The embarrassing withdrawal is likely to cause harm to the Tesco brand, which is battling to turn around a slide in its market share, by improving perceptions of the quality of its food and service.
The burgers that tested positive were produced in two plants in Ireland and one in the UK. The revelations emerged following checks by Irish food safety experts.
Tesco has been forced to hurry out an apology last night and said that the suspect burgers had been withdrawn from shelves.
However, it is likely that thousands have already been eaten.
The highest levels of horse meat were found in the chain's Everyday Value burgers, but traces were also found in its frozen quarter pounders.
Iceland, Aldi and Lidl have also been hit by the horse meat contamination.
Tim Smith, Tesco's technical director and a former head of the Food Standards Agency, said: "We immediately withdrew from sale all products from the supplier in question.
"We are working with the authorities in Ireland and the UK and with the supplier concerned, to urgently understand how this has happened and how to ensure it does not happen again.
"The safety and quality of our food is of the highest importance to Tesco. We will not tolerate any compromise in the quality of the food we sell.
"The presence of illegal meat in our products is extremely serious.
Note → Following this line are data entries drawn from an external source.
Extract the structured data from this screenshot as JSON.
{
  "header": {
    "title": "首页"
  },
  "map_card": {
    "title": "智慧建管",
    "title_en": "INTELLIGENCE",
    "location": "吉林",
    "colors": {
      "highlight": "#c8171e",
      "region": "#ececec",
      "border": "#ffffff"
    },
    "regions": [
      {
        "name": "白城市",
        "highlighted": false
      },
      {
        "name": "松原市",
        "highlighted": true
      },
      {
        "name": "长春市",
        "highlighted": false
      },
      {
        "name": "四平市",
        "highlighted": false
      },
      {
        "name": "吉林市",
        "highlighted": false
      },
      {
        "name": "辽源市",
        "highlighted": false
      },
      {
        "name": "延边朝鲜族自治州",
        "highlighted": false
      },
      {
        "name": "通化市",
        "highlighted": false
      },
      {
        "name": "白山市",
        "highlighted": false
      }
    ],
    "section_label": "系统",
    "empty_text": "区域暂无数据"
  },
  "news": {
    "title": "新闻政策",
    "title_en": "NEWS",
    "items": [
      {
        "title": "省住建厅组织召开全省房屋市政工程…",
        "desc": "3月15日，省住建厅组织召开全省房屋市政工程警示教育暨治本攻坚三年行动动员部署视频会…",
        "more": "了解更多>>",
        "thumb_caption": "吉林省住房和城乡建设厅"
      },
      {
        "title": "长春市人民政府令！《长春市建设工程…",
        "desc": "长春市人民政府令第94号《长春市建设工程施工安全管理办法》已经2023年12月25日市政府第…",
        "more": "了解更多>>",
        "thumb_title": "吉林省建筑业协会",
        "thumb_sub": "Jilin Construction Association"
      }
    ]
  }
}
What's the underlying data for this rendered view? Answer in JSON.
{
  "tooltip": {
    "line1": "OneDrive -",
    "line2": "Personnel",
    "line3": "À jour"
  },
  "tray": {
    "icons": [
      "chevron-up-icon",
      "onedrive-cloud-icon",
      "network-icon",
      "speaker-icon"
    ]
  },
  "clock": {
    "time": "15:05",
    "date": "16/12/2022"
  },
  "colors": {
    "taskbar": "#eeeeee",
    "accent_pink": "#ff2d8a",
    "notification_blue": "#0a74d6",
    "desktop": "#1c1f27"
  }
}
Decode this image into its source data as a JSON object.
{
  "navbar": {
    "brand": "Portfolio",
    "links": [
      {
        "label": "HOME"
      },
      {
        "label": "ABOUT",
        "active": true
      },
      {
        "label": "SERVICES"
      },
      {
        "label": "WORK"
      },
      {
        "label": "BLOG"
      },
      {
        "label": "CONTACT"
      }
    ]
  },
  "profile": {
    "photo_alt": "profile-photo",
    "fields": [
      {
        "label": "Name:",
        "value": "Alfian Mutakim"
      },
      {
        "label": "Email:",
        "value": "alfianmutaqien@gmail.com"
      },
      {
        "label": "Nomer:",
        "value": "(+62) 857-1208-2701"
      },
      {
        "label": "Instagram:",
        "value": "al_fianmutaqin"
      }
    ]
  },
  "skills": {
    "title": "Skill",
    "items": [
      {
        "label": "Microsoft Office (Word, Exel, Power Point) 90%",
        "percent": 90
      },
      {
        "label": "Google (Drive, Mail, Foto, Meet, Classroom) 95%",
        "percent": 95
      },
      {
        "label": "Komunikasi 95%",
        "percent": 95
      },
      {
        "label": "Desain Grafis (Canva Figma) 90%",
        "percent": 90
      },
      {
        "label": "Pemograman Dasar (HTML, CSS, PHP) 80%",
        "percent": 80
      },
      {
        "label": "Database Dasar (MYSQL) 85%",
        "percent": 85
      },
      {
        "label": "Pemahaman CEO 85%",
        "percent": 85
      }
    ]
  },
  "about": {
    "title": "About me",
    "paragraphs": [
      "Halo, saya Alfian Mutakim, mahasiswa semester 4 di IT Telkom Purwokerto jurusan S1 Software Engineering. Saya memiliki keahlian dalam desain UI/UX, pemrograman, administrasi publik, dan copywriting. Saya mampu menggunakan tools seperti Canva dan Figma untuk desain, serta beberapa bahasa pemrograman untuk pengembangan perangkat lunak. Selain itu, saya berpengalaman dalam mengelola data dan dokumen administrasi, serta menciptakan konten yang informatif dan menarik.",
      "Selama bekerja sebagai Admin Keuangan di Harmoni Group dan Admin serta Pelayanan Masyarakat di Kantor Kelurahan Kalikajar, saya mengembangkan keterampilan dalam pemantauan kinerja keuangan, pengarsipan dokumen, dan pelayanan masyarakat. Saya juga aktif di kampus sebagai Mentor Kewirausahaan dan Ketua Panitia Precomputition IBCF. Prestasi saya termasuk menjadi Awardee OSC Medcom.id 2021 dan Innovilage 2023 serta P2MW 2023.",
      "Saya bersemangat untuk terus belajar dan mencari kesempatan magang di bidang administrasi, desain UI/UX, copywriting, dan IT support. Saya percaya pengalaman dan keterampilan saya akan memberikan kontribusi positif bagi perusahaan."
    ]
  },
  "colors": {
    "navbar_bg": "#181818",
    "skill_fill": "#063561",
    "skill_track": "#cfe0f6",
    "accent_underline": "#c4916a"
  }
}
Our customers have the right to expect that food they buy is produced to the highest quality."Follow @JohnReynolds10